What is it like to be a frog? This wonderful natural history book gives us a frog’s eye view of the world in brilliant photos that cover the pages. Simple text on the pages invite conversation and engage the smallest of children into the pond water to call with a glunk glunk GLUNK and leap. The author has pages in the back to give more adult exploration to enhance this subject.

VERDICT: What a wonderful journey into the pond staring into the eyes of a frog. The photos add great realism and the spare text is perfect for reading to many ages and talking about the life of the frog.

March 2020 review by Lynne Wright.

Book review: I am Allosaurus, by Timothy J. Bradley

Bradley, Timothy J. I am Allosaurus. ” Early reader.” Arbordale, 2020. Unpaged. $17.95. ISBN 9781643517490.  Ages 4 and up. P9 Q8

The large and bright illustrations with the repetitive words will teach and interest young readers. What would it be like to live as an Allosaurus? This captured my attention and would be a great read aloud book. The extensive information in the back about timelines, colors and skeletons will assist adults in bringing this dinosaur back to life.

VERDICT: A great addition to a dinosaur collection. This is even more valuable because the dinosaur books are often geared for older children, so this adds depth to the section. Illustrations pop off of the page, and it is simple yet teaches many facts.

March 2020 review by Lynne Wright.

Book review: Knight Owls, by Eric Seltzer, illustrated by Tom Disbury
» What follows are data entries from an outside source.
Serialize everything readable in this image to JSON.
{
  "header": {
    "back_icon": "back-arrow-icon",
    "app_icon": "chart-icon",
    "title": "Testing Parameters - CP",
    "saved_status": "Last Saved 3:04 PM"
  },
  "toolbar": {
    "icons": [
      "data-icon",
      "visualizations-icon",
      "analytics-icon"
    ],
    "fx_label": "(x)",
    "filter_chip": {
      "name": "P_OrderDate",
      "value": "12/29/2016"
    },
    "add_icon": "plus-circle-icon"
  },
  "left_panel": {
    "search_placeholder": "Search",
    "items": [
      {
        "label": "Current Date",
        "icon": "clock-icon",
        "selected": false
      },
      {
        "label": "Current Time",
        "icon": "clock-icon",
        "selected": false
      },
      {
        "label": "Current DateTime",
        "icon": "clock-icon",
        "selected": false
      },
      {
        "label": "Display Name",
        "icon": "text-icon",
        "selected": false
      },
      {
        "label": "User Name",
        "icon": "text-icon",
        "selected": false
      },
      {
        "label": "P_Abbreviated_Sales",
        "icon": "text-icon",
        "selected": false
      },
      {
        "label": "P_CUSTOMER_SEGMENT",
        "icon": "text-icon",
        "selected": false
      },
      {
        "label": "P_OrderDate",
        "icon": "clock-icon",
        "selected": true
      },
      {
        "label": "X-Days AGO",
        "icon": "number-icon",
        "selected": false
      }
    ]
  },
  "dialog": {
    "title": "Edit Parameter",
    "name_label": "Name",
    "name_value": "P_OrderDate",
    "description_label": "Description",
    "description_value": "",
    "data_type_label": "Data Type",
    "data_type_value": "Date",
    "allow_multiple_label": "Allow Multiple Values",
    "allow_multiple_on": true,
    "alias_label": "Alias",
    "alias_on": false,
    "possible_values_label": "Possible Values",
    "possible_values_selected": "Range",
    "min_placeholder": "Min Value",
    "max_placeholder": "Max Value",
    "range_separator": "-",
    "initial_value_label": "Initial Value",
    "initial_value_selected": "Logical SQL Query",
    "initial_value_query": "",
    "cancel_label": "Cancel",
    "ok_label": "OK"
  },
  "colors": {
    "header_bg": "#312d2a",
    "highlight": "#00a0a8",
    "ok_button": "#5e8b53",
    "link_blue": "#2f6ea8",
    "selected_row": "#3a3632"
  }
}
Seltzer, Eric. Knight Owls. Illustrated by Tom Disbury. (Ready to Read series). Simon Spotlight, 2019. $17.99. ISBN 97821534448810. Unpaged. Ages 4-6. P6 Q7

Knight Owls are here to save the day. They are kind and brave. When Phil the dragon makes a mess of the mill, they encourage him to be helpful.  A pre-level one reader with large text and illustrations that match the text. The illustrations show Phil the dragon with a sad look on its face when it made a mess of the mill, pondering when the Knight owl suggest it do something helpful and happy tears when the owls sing it a happy song.  I chuckled out loud near the end of the book.

Verdict: This is an adorable rhyming book that emphasizes friendship. A fun and sweet story for children to learn to read on their own.

September 2019 review by Tami Harris.